Many of us now have e-friends or e-friends of e-friends that we only know through FaceBook, Google or some other e-service. I’m beginning to believe that these e-services have done more harm than good. People have forgotten how to write clearly since all of their messages are just a few sentences long and even then must use shortcuts. LOL! The biggest problem is we must see all of their messages since they are broadcast to the world and I really don’t care what the writer feels about their mother, gun control nor do I want to look at the millions of pictures of cute dogs and cats. I have a few rules such as unfriending anyone that puts 10 pictures out a day or continually advertises their business to me or pushes their religion. Some expats live on FaceBook so I guess we must consider e-friends as a boon for expats.

My last bad habit is smoking but don’t worry, e-cigarettes are now available and I’m trying to switch to them. I feel stupid sucking on a plastic cigarette but it gets rid of the smoke, the smell and the dirty looks from my friends. Only inferior, insensitive and selfish people smoke now or so I am told and we used to be so cool in high school. Would you believe there is a tiny circuit board (computer) in the electronic cigarettes? I remember when I could hardly afford the new HP electronic calculator (around $200) and now I have a computer in my cigarette. Strange world we live in when cigarettes are very uncool yet cigars are more popular than ever. Science fiction even predicted the e-cigarettes decades ago. So e-cigarettes will become very helpful to expats.

And don’t forget e-colleges. You can get a degree from many of the e-universities that now exist with just access to the Internet. Really great for expats still wanting to learn. Many of the lectures from fine institutions like Harvard and Yale are also available for free.

So welcome to the e-world and especially to all you expats out there. Now we need wait only for e-wives and e-husbands which I’m sure will be along soon because I read a science fiction story about it once.

Darrell

One Comment

  1. Brian

    September 8, 2013 at 12:53 am

    I came to Nicaragua for three months earlier this year for the first time since the 1980s and like many others plan to make it my home. The only thing i missed were my books. I did bring a stack of Atlantic Monthlys and Harper’s that had built up in my house and read each at least 5 times. I now have an iPad mini and a large selection of ebook to read when I return.

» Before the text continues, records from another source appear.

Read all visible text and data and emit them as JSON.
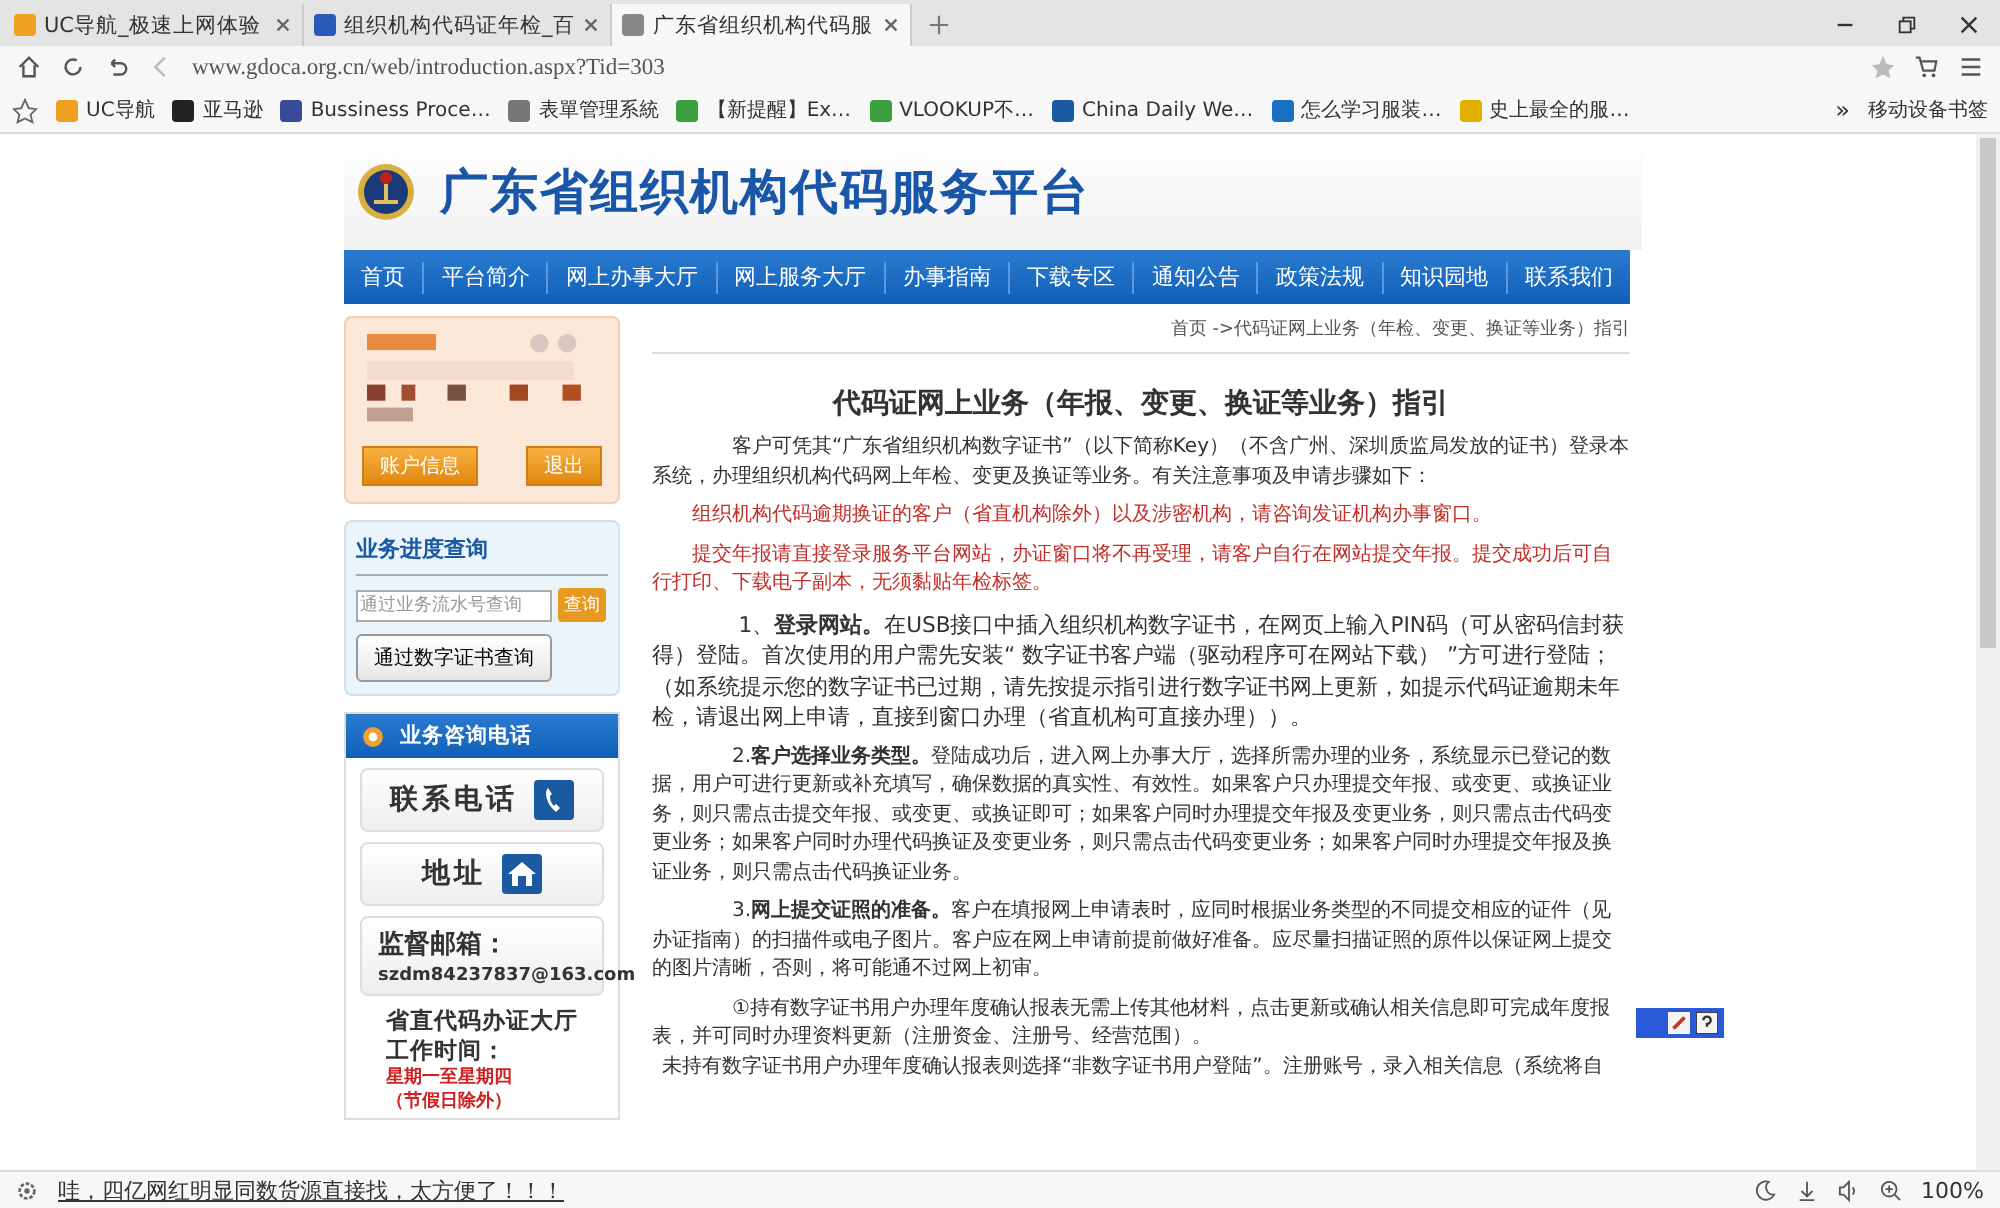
{
  "tabs": [
    {
      "title": "UC导航_极速上网体验",
      "selected": false,
      "color": "#f0a020"
    },
    {
      "title": "组织机构代码证年检_百",
      "selected": false,
      "color": "#2a5ab8"
    },
    {
      "title": "广东省组织机构代码服",
      "selected": true,
      "color": "#888888"
    }
  ],
  "address_bar": {
    "url": "www.gdoca.org.cn/web/introduction.aspx?Tid=303"
  },
  "bookmarks": [
    {
      "label": "UC导航",
      "color": "#f0a020"
    },
    {
      "label": "亚马逊",
      "color": "#222222"
    },
    {
      "label": "Bussiness Proce…",
      "color": "#3a4a9a"
    },
    {
      "label": "表單管理系統",
      "color": "#777777"
    },
    {
      "label": "【新提醒】Ex…",
      "color": "#3aa040"
    },
    {
      "label": "VLOOKUP不…",
      "color": "#3aa040"
    },
    {
      "label": "China Daily We…",
      "color": "#1a5aa0"
    },
    {
      "label": "怎么学习服装…",
      "color": "#1a70c0"
    },
    {
      "label": "史上最全的服…",
      "color": "#e0b000"
    }
  ],
  "bookmarks_more": "»",
  "mobile_bookmarks": "移动设备书签",
  "site": {
    "title": "广东省组织机构代码服务平台",
    "nav": [
      "首页",
      "平台简介",
      "网上办事大厅",
      "网上服务大厅",
      "办事指南",
      "下载专区",
      "通知公告",
      "政策法规",
      "知识园地",
      "联系我们"
    ]
  },
  "sidebar": {
    "login": {
      "buttons": [
        "账户信息",
        "退出"
      ]
    },
    "progress": {
      "title": "业务进度查询",
      "placeholder": "通过业务流水号查询",
      "search_button": "查询",
      "cert_button": "通过数字证书查询"
    },
    "consult": {
      "title": "业务咨询电话",
      "phone": "联系电话",
      "address": "地址",
      "email_label": "监督邮箱：",
      "email": "szdm84237837@163.com",
      "hall": "省直代码办证大厅",
      "hours_label": "工作时间：",
      "days": "星期一至星期四",
      "note": "（节假日除外）"
    }
  },
  "breadcrumb": "首页 ->代码证网上业务（年检、变更、换证等业务）指引",
  "article": {
    "title": "代码证网上业务（年报、变更、换证等业务）指引",
    "paragraphs": [
      {
        "kind": "normal",
        "text": "客户可凭其“广东省组织机构数字证书”（以下简称Key）（不含广州、深圳质监局发放的证书）登录本系统，办理组织机构代码网上年检、变更及换证等业务。有关注意事项及申请步骤如下："
      },
      {
        "kind": "warning",
        "text": "组织机构代码逾期换证的客户（省直机构除外）以及涉密机构，请咨询发证机构办事窗口。"
      },
      {
        "kind": "warning",
        "text": "提交年报请直接登录服务平台网站，办证窗口将不再受理，请客户自行在网站提交年报。提交成功后可自行打印、下载电子副本，无须黏贴年检标签。"
      },
      {
        "kind": "large",
        "text": "1、**登录网站。**在USB接口中插入组织机构数字证书，在网页上输入PIN码（可从密码信封获得）登陆。首次使用的用户需先安装“ 数字证书客户端（驱动程序可在网站下载） ”方可进行登陆；（如系统提示您的数字证书已过期，请先按提示指引进行数字证书网上更新，如提示代码证逾期未年检，请退出网上申请，直接到窗口办理（省直机构可直接办理））。"
      },
      {
        "kind": "normal",
        "text": "2.**客户选择业务类型。**登陆成功后，进入网上办事大厅，选择所需办理的业务，系统显示已登记的数据，用户可进行更新或补充填写，确保数据的真实性、有效性。如果客户只办理提交年报、或变更、或换证业务，则只需点击提交年报、或变更、或换证即可；如果客户同时办理提交年报及变更业务，则只需点击代码变更业务；如果客户同时办理代码换证及变更业务，则只需点击代码变更业务；如果客户同时办理提交年报及换证业务，则只需点击代码换证业务。"
      },
      {
        "kind": "normal",
        "text": "3.**网上提交证照的准备。**客户在填报网上申请表时，应同时根据业务类型的不同提交相应的证件（见办证指南）的扫描件或电子图片。客户应在网上申请前提前做好准备。应尽量扫描证照的原件以保证网上提交的图片清晰，否则，将可能通不过网上初审。"
      },
      {
        "kind": "normal",
        "text": "①持有数字证书用户办理年度确认报表无需上传其他材料，点击更新或确认相关信息即可完成年度报表，并可同时办理资料更新（注册资金、注册号、经营范围）。"
      },
      {
        "kind": "flush",
        "text": "未持有数字证书用户办理年度确认报表则选择“非数字证书用户登陆”。注册账号，录入相关信息（系统将自"
      }
    ]
  },
  "status_bar": {
    "news": "哇，四亿网红明显同数货源直接找，太方便了！！！",
    "zoom": "100%"
  }
}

    Tech is the single biggest difference from when I lived in Costa Rica 30 years ago and it seems much for the better. Unlike when my town in C.R. got electricity and everyone huddled around the TV instead of walking around visiting in the evenings – which is why I sold my house and moved – cell phones and to a lesser extent internet have become an integral part of local life with few of the drawbacks.

    Your mention of e-readers for schools is a wonderful idea and and I’m sure they could be cheaply made using the same goals as One Laptop Per Child. Unfortunately nothing can take the place of large illustrated childrens books to show them the joys of reading which make a 7 inch grayscale screen appear, well, pale in comparison.

    My dream for the future includes e-ating and e-xercise so I can simply read my way to good health.